On Tuesday afternoon, McKinney City Council officially laid out their plan for how the ad hoc advisory board concerning the placement of the James W.
Library of Congress Prints and Photographs Division. Brady-Handy Photograph Collection.

On Tuesday afternoon, McKinney City Council officially laid out their plan for how the ad hoc advisory board concerning the placement of the James W. Throckmorton statue currently in downtown McKinney will proceed after the board's third and final meeting last week. 

The council members made their decision during a special session, one that opened with discussions on recruiting companies who will bring in jobs to the city and McKinney’s national reputation as a profitable place for business and economic growth. Reputation, they concluded, was important to establishing McKinney's international standing. There were two public comments made, however, and neither concerned the city’s economic future. Both concerned Throckmorton’s statue, and both advocated for it to be moved out of the downtown square.

The public will be able to submit comments online until September 25, at which time the McKinney city staff will put together a full packet of information for the board and council members. At this time, more than 1,800 people have submitted comments.

The board will have two weeks to review it and prepare their two written presentations, each one proposing an opinion from board members on what should be done with the statue. Board members will present their two recommendations to the council no later than October 7.

Originally, the board was not meant to provide a response to public comments, but the decision to allow them a say came after council members saw the emotional toll discussing the statue was taking on the public and the board itself. Opinions have been both passionate and informed enough that they felt the board should have a chance to speak.

“What is the heart of allowing the statue to remain where it is? … Does it matter to you at all that someone is hurt by that statue?” one woman asked during the special council meeting, pointing out that no one wanted to destroy the statue; they simply want to move it.

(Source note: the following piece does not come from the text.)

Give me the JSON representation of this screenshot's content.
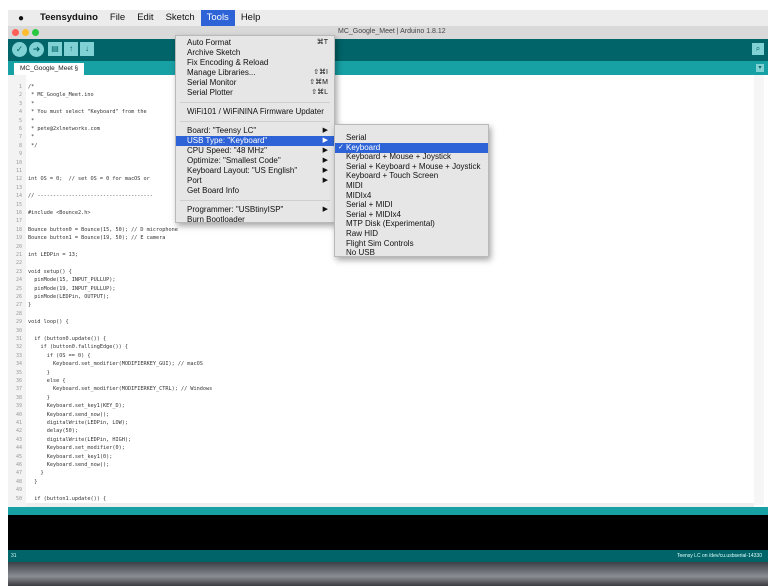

A few months ago, the petition "Remove the McKinney, Tx Confederate Statue" appeared on (1,832 people have signed the petition as of this writing.)

"James W. Throckmorton was not the worst confederate to come out of Texas, but he was a poltroon," wrote Savannah Jordan, who started the petition. "He was given many opportunities to fight with the Union for the freedom of all men, but he was only looking out for himself. We, as McKinney citizens, will not have our city defined by a coward who was ultimately removed from office because of his racist policies. Please stand with us to ensure that this statue is removed and we send a message to future generations that we recognize and condemn the atrocious past of the confederates." 

Shortly after the petition appeared online, McKinney City Council formed the ad hoc advisory board to determine the statue's fate.

At their final meeting Thursday, the board was divided, with five members choosing to recommend moving the statue, represented by Justin Beller, and six recommending it remain in McKinney square, represented by Judge Nathan White. 

Jimmy Stewart, the board chair, summed up Judge White's side at the first meeting when he said, "At some point in a free society there are some things we’ll be offended by and that’s part of being free. You can’t satisfy everyone."

The board has two weeks to prepare their presentations to give to the council.